After a weekend at the lake vacationing with family (and a lot of junk food), I came home craving a healthy and light dinner. With few fresh groceries on hand, but a ton of frozen veggies and pantry-stored dried pasta and canned beans at the ready, this hearty soup was quickly simmering on my stove. The best part is that though it made a lot of soup, the left-overs freeze well and will make another easy, healthy meal when I'm in a pinch later. If you're really hungry, toast up a grilled cheese and call it a night. You won't be disappointed.

  • 2 tablespoons extra-virgin olive oil
  • 1 large onion, diced
  • 4 cloves garlic, minced
  • 2 stalks celery or one bell pepper, diced 
  • 1 large carrot, diced
  • 1 1/2 cups green beans, trimmed and cut into 1/2-inch pieces, or whatever leftover fresh or frozen veggies you have (like corn)
  • 1 tbsp. oregano (or 1 tsp. dried) - home grown!
  • 1 tbsp. rosemary (or 1 tsp. dried) - home grown!
  • Kosher salt and freshly ground pepper
  • 1 28-ounce can no-salt-added diced tomatoes (I only had three cans of diced tomatoes, so I pureed two of them in my food processor ... problem solved!)
  • 1 14-ounce can crushed tomatoes
  • 5 to 6 cups low-sodium chicken broth (homemade, stored in the freezer!)
  • 1 15-ounce can low-sodium kidney or garbanzo beans, drained and rinsed
  • 1/2 cup small pasta, like elbows or shells 
  • 1/3 cup finely grated parmesan cheese
  • 2 tablespoons chopped fresh basil 
  1. Heat the olive oil in a large pot over medium-high heat. Add the onion and cook until translucent, about four minutes. Add the garlic and cook 30 seconds.
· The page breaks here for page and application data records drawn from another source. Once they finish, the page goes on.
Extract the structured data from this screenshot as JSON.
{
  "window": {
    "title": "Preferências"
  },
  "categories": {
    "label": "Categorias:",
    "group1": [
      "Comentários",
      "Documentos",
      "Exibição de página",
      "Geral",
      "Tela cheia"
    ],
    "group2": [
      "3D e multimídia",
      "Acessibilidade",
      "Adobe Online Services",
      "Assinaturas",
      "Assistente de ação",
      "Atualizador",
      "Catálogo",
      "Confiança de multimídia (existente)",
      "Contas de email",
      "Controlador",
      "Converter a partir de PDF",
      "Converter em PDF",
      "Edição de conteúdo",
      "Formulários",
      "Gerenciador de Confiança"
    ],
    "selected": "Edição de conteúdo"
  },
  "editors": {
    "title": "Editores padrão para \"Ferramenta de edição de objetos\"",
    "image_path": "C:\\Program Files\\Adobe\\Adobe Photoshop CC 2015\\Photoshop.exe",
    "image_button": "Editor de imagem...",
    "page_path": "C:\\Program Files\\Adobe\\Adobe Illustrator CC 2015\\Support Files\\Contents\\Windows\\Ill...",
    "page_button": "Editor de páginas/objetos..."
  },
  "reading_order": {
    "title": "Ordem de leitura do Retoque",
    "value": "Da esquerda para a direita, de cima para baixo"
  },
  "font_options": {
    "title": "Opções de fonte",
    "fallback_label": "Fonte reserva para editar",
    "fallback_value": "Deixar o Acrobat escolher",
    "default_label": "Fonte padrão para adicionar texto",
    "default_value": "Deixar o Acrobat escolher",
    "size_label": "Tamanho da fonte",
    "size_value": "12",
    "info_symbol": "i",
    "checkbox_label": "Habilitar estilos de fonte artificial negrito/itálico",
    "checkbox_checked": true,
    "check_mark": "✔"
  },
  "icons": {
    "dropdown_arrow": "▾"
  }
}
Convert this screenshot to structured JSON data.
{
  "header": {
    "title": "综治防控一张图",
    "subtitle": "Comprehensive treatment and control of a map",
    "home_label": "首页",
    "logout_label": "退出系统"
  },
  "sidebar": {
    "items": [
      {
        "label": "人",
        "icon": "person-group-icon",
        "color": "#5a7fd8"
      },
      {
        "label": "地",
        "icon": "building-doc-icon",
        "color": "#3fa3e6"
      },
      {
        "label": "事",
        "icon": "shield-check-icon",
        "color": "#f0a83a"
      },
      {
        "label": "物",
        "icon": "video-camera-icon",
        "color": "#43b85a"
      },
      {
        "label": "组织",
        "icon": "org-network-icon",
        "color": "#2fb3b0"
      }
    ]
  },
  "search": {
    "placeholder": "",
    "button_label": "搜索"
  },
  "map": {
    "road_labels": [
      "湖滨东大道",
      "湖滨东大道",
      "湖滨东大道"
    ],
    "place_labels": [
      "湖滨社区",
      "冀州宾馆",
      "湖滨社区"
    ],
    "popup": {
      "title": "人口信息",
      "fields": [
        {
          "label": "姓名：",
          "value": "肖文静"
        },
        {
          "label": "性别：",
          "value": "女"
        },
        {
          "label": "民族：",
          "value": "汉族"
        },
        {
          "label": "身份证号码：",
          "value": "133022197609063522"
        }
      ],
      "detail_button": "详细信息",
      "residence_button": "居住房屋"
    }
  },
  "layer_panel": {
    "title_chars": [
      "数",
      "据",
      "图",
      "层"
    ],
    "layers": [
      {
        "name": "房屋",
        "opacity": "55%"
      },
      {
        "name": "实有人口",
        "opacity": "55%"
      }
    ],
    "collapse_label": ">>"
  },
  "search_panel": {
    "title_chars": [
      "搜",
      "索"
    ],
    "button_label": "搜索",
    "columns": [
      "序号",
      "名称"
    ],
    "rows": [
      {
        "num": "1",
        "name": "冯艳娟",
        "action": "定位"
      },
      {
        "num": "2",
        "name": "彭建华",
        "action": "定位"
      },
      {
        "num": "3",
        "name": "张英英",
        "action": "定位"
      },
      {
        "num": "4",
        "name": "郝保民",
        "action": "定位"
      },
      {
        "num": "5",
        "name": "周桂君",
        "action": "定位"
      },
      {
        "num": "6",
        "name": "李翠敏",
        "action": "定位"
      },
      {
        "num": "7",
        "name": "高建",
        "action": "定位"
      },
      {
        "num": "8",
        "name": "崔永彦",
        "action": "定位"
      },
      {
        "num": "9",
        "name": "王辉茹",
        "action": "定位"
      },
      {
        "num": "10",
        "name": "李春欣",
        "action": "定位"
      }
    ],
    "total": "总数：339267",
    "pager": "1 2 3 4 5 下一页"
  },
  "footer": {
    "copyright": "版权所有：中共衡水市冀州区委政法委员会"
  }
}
Add the celery/pepper and carrot and cook until they begin to soften, about five minutes. Stir in the green beans, herbs, 3/4 teaspoon salt, and pepper to taste; cook three more minutes.
  2. Add the diced and crushed tomatoes and the chicken broth to the pot and bring to a boil. Reduce the heat to medium low and simmer 10 minutes. Stir in the beans and pasta and cook until the pasta and vegetables are tender, about 10 minutes. Season with salt. Ladle into bowls and top with the parmesan and chopped basil.


the tacos

Thanks, Roasted Tomato and Corn Salsa with Charred Poblano Peppers.  A little grilled pork tenderloin, some sliced avocado (it's under there, I promise), Mexican cheese and sour cream on a whole-wheat tortilla = crazy good and easy dinner, especially when the salsa is made in advance.